Despite the fact that the figure identified as Jordon Walker belatedly called himself a "liar … trying to impress a person on a date," played the race card in requesting police involvement, and physically attacked O'Keefe and the film crew, a prominent tabloid inexplicably removed its article on the sting.
Sen. Ron Johnson (R-Wisc.) demanded a congressional investigation of "vaccine manufacturers and the entire COVID vaccine approval process," while Sen. Marco Rubio (R-Fla.) asked Pfizer CEO Albert Bourla to explain the company's actual or possible plans to mutate SARS-CoV-2 and any related discussions with industry peers or government officials.
The FDA declined either to answer whether it was following up with Pfizer for an explanation of the figure's comments or give the agency's interpretation of the video, telling Just the News to contact Pfizer, which has not responded to queries going back to Thursday afternoon.
Joe Biden’s notebooks from his time as Vice President are among the items seized from his Wilmington, Delaware home.
Democrat Rep. Frederica Wilson has introduced a bill to give teachers a federal minimum wage of $60,000 a year.
I don’t know what the Russians are going to do in Ukraine and neither does anyone else outside of their high command. But there sure have been a lot of wrong predictions. Leaving aside the Western propaganda mill (of which more below), serious observers seem to get the timing wrong. We know the correlation of forces favors Russia but we expect things to happen more quickly. We agree that Moscow was expecting something shorter, less bloody and quicker at the beginning and was probably surprised by the resistance of the Kiev regime and NATO’s unhinged support. Therefore there was a re-examination and the call-up of further forces.
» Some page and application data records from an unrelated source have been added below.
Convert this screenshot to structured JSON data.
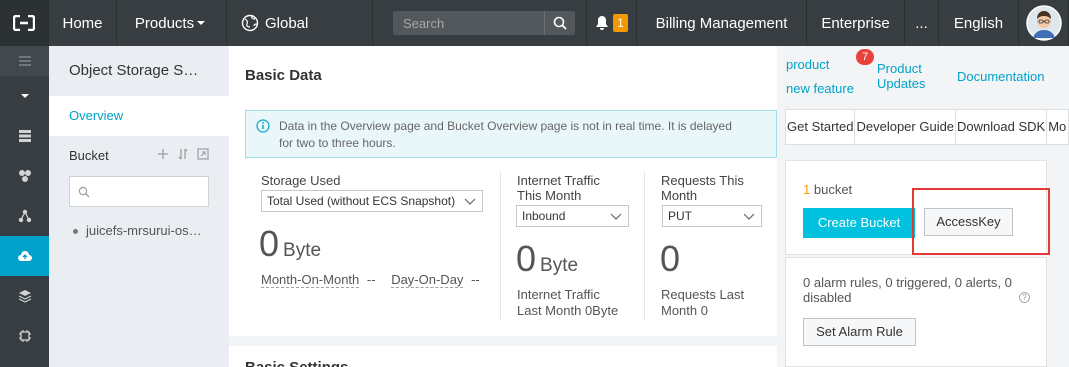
{
  "topbar": {
    "home": "Home",
    "products": "Products",
    "global": "Global",
    "search_placeholder": "Search",
    "notification_count": "1",
    "billing": "Billing Management",
    "enterprise": "Enterprise",
    "more": "...",
    "language": "English"
  },
  "sidebar": {
    "title": "Object Storage S…",
    "overview": "Overview",
    "bucket_heading": "Bucket",
    "bucket_item": "juicefs-mrsurui-os…"
  },
  "basic_data": {
    "title": "Basic Data",
    "notice_line1": "Data in the Overview page and Bucket Overview page is not in real time. It is delayed",
    "notice_line2": "for two to three hours.",
    "storage": {
      "label": "Storage Used",
      "select_value": "Total Used (without ECS Snapshot)",
      "value": "0",
      "unit": "Byte",
      "mom_label": "Month-On-Month",
      "mom_value": "--",
      "dod_label": "Day-On-Day",
      "dod_value": "--"
    },
    "traffic": {
      "label_line1": "Internet Traffic",
      "label_line2": "This Month",
      "select_value": "Inbound",
      "value": "0",
      "unit": "Byte",
      "last_line1": "Internet Traffic",
      "last_line2": "Last Month",
      "last_value": "0Byte"
    },
    "requests": {
      "label_line1": "Requests This",
      "label_line2": "Month",
      "select_value": "PUT",
      "value": "0",
      "last_line1": "Requests Last",
      "last_line2": "Month",
      "last_value": "0"
    }
  },
  "basic_settings": {
    "title": "Basic Settings"
  },
  "right": {
    "product_line1": "product",
    "product_line2": "new feature",
    "updates_badge": "7",
    "updates_line1": "Product",
    "updates_line2": "Updates",
    "documentation": "Documentation",
    "tabs": [
      "Get Started",
      "Developer Guide",
      "Download SDK",
      "Mo"
    ],
    "bucket_count": "1",
    "bucket_count_label": "bucket",
    "create_bucket": "Create Bucket",
    "accesskey": "AccessKey",
    "alarm_text": "0 alarm rules, 0 triggered, 0 alerts, 0 disabled",
    "set_alarm_rule": "Set Alarm Rule"
  },
  "colors": {
    "topbar": "#373d41",
    "accent": "#00a2ca",
    "primary_button": "#00c1de",
    "highlight": "#e53935",
    "badge": "#f39800"
  }
}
Thus far we are in agreement – it’s the timing of the next step that we seem to get wrong.
I’ve been thinking about why this is so and I have come to the following conclusions. By now everybody who is paying attention knows that the Ukraine battlefield is part of a world war in which those who control the US empire are trying to hold onto their dominance. For those outside the NATO propaganda bubble there is general agreement that
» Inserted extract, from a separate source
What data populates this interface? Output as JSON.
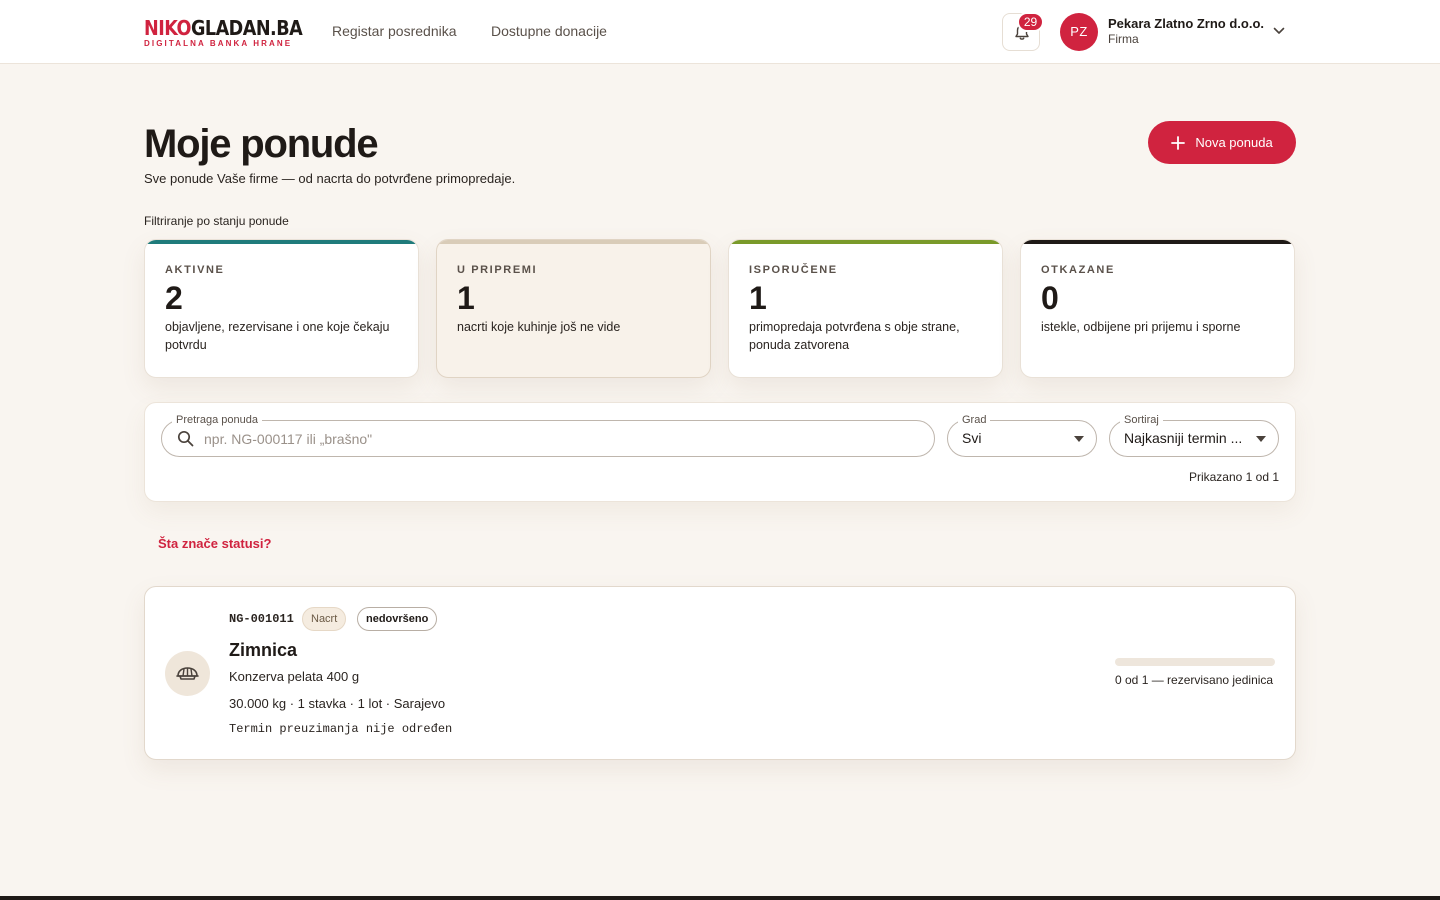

- Russia is winning both in the Ukraine battlefield and the wider theater.
- Time is on Russia’s side.
A contingent of military officials is quietly pushing the Pentagon to approve sending F-16 fighter jets to Ukraine to help the country defend itself from Russian missile and drone attacks, according to three people with knowledge of the discussions.
Ukraine has kept American-made F-16s on its weapons wish list since the Russian invasion last year. But Washington and Kyiv have viewed artillery, armor and ground-based air defense systems as more urgent needs as Ukraine seeks to protect civilian infrastructure and claw back ground occupied by Russian forces.
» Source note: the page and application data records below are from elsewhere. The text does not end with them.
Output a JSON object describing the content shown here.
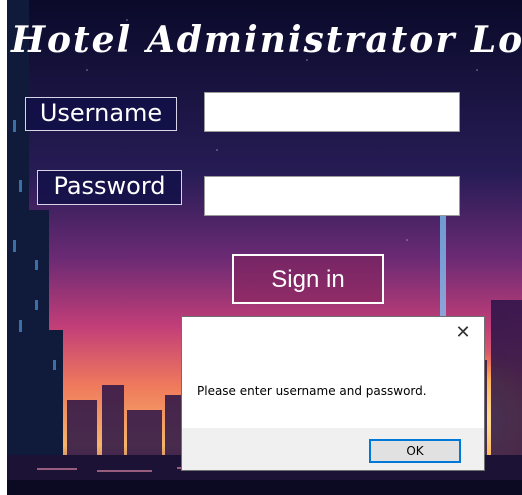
{
  "window": {
    "title": "Hotel Administrator Logi"
  },
  "form": {
    "username_label": "Username",
    "username_value": "",
    "password_label": "Password",
    "password_value": "",
    "signin_label": "Sign in"
  },
  "dialog": {
    "close_glyph": "✕",
    "message": "Please enter username and password.",
    "ok_label": "OK"
  },
  "colors": {
    "night_sky": "#0b0a2a",
    "sunset_pink": "#d8497a",
    "sunset_orange": "#f08a4a",
    "dialog_footer": "#f0f0f0",
    "ok_focus_border": "#0078d7"
  }
}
As Ukraine prepares to launch a new offensive to retake territory in the spring, the campaign inside the Defense Department for fighter jets is gaining momentum, according to a DoD official and two other people involved in the discussions. Those people, along with others interviewed for this story, asked not to be named in order to discuss internal matters.